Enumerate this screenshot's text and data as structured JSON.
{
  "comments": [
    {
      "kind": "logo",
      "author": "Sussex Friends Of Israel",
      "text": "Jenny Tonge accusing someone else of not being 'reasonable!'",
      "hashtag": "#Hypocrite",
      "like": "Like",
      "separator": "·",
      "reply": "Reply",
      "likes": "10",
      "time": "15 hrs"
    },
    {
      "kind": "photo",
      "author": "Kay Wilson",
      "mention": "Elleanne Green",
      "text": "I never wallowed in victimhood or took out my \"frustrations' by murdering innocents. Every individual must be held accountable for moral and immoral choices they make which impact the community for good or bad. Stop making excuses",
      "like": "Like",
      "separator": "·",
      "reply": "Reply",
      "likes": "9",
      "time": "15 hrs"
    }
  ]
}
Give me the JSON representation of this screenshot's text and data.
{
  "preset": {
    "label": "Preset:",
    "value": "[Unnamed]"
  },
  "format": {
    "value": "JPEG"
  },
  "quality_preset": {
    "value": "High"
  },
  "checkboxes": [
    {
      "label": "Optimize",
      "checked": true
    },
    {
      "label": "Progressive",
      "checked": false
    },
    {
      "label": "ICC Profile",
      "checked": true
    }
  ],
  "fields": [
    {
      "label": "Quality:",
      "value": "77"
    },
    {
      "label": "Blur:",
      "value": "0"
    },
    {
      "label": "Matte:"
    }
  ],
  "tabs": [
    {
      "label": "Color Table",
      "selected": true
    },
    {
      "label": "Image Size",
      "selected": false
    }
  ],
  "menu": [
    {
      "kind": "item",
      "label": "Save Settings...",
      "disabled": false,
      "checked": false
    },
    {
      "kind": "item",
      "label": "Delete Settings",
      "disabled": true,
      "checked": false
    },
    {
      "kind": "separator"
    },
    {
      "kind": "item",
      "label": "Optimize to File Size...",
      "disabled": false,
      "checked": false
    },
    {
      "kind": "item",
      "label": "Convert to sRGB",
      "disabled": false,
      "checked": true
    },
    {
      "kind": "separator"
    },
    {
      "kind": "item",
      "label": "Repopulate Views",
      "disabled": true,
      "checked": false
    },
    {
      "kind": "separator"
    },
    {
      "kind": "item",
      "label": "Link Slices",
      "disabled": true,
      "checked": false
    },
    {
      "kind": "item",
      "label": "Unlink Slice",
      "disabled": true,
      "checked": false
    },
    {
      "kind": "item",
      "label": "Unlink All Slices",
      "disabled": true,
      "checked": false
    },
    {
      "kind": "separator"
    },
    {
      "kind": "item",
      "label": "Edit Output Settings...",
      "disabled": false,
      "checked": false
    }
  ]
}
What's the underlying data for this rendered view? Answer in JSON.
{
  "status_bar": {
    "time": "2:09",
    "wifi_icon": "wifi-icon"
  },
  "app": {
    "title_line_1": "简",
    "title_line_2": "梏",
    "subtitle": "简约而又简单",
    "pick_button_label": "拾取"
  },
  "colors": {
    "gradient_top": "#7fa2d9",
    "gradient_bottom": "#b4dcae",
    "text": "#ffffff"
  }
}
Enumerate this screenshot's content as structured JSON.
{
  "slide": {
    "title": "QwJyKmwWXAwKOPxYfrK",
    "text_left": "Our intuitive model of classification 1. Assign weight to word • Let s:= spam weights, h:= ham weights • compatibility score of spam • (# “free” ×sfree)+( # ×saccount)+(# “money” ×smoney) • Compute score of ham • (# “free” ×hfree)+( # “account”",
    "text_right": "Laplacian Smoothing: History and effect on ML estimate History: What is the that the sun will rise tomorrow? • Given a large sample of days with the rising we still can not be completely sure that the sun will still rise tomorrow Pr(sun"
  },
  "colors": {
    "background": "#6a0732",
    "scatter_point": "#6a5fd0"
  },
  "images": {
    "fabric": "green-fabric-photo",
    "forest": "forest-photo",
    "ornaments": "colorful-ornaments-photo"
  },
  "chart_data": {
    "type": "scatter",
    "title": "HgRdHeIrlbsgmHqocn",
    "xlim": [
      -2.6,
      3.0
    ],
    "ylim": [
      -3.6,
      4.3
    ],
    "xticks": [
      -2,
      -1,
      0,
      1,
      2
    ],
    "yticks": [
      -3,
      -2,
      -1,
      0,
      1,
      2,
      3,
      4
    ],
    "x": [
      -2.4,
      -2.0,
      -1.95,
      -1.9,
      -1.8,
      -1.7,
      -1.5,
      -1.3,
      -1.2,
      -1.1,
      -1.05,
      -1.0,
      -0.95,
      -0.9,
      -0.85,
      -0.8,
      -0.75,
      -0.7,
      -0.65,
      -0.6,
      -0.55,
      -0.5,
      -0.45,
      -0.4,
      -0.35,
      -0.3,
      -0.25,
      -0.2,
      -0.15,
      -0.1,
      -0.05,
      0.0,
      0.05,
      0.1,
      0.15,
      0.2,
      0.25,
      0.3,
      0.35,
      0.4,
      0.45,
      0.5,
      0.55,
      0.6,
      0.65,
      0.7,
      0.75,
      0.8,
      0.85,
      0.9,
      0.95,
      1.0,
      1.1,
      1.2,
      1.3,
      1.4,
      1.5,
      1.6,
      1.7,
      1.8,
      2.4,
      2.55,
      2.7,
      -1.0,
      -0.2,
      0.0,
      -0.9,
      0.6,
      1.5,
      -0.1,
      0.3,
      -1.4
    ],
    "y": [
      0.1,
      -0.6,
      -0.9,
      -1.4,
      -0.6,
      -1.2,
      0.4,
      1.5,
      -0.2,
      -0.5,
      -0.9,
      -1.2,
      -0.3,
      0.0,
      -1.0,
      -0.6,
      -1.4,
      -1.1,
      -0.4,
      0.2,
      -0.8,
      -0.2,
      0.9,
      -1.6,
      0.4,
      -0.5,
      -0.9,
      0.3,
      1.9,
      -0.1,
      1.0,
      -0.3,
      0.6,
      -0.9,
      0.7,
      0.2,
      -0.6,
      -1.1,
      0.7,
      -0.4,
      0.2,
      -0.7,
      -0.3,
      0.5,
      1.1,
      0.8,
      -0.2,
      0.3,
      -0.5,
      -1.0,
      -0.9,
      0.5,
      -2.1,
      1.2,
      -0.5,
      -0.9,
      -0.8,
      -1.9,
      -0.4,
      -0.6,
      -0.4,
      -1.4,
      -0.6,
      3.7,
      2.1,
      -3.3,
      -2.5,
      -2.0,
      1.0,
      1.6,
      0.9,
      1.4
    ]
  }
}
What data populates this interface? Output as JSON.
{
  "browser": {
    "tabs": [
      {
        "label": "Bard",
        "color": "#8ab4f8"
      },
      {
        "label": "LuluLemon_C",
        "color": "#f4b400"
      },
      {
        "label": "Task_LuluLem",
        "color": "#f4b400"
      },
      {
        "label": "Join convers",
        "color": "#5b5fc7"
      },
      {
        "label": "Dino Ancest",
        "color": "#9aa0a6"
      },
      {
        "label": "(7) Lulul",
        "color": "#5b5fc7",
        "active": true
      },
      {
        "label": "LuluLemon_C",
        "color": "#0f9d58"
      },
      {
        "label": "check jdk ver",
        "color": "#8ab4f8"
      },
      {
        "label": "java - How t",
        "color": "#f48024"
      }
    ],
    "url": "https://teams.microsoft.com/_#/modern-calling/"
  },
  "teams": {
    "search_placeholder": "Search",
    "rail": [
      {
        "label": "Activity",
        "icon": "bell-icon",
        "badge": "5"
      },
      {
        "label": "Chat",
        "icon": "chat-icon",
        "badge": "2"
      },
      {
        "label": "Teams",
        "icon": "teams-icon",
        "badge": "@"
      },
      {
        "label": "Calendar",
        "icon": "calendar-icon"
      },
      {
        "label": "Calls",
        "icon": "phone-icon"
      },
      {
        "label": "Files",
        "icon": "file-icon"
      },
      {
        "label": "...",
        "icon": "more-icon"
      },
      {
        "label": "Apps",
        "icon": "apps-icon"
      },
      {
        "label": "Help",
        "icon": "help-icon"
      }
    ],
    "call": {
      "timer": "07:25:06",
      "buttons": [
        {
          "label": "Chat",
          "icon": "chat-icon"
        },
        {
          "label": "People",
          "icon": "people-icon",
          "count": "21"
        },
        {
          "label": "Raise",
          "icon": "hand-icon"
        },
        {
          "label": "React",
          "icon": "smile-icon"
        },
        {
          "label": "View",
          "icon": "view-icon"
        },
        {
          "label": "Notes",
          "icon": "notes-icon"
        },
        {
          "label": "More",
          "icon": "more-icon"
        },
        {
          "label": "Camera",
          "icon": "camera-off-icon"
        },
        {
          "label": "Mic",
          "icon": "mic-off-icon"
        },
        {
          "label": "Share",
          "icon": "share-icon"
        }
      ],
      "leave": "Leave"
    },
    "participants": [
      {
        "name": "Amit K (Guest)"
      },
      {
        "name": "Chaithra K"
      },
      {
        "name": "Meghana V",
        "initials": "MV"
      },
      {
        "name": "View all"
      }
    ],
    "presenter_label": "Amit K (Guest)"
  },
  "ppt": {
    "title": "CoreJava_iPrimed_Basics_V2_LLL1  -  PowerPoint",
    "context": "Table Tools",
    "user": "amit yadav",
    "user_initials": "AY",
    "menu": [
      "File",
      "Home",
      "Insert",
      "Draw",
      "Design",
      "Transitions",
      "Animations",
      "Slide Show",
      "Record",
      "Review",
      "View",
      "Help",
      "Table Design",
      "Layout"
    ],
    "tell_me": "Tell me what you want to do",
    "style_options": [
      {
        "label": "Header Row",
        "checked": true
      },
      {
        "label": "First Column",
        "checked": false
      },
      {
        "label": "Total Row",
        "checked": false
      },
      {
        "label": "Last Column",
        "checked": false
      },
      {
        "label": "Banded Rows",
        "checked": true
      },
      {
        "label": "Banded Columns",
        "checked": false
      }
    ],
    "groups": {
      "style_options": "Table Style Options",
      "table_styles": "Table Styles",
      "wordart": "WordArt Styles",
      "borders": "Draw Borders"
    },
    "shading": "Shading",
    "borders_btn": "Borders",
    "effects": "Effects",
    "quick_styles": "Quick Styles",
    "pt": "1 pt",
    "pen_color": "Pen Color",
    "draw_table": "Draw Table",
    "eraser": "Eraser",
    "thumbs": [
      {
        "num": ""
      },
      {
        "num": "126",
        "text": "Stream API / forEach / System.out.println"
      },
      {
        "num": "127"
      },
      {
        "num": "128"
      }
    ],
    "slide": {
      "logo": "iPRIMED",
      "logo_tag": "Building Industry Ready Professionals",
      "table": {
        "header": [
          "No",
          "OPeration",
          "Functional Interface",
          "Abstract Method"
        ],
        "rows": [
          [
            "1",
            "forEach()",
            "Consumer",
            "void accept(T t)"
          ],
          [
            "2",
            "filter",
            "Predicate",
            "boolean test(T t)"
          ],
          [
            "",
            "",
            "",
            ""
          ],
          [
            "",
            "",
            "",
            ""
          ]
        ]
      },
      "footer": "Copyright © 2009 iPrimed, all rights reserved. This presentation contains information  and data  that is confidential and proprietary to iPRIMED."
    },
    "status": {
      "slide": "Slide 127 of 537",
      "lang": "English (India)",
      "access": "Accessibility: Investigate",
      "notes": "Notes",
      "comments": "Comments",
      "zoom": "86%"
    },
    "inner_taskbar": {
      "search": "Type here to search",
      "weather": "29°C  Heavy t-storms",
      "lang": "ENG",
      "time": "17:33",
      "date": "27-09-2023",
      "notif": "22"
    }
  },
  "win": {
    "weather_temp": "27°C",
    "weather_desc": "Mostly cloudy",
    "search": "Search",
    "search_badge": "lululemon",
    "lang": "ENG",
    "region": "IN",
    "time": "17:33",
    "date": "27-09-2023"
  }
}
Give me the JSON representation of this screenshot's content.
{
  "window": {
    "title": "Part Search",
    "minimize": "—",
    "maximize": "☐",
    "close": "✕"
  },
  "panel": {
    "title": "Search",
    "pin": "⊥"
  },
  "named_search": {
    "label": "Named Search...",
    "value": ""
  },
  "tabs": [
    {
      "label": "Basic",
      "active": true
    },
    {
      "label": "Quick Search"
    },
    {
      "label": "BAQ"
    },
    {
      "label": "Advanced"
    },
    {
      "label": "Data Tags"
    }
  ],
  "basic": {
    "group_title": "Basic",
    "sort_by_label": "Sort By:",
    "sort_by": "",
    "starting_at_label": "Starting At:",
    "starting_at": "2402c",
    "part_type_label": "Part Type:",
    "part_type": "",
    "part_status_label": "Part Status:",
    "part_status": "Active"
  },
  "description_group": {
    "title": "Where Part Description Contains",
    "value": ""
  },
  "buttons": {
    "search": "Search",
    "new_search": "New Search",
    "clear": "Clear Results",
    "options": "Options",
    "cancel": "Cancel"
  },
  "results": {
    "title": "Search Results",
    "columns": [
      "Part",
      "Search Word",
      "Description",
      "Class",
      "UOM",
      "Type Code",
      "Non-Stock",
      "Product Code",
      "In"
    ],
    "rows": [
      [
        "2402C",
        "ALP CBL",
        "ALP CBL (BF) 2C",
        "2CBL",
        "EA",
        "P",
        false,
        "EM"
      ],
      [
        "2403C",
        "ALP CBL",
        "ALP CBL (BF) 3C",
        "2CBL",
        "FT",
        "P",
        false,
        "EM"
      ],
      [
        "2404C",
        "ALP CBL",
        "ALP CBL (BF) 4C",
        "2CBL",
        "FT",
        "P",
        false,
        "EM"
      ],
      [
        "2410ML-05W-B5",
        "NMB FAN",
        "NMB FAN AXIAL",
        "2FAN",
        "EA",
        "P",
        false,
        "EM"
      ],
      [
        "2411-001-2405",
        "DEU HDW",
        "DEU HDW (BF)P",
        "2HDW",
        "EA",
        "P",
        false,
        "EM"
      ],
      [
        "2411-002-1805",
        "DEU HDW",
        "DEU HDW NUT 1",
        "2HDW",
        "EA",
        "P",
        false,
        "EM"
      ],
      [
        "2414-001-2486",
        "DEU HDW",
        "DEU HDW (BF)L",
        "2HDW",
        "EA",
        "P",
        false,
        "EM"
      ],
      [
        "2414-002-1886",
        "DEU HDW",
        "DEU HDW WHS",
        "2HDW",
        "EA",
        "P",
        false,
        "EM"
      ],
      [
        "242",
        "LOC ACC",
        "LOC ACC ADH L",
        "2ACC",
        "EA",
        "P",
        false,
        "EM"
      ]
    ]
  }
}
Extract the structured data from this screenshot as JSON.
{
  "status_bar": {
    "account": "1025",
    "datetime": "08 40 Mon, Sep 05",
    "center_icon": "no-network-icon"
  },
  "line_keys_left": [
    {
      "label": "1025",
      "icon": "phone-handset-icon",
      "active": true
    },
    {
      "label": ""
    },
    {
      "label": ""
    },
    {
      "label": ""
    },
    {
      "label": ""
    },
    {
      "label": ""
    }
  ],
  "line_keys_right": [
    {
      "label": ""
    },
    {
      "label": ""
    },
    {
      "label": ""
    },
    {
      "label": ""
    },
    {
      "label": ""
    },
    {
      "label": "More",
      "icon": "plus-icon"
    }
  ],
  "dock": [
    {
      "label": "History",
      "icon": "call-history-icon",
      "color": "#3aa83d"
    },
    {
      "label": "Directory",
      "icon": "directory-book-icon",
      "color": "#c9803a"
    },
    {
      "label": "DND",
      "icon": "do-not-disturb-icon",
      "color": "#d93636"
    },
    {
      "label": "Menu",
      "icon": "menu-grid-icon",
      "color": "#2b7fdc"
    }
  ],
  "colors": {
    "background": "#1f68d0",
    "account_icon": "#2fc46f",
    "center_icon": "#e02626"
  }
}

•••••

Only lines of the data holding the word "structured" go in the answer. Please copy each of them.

Enumerate this screenshot's text and data as structured JSON.
Enumerate this screenshot's content as structured JSON.
Extract the structured data from this screenshot as JSON.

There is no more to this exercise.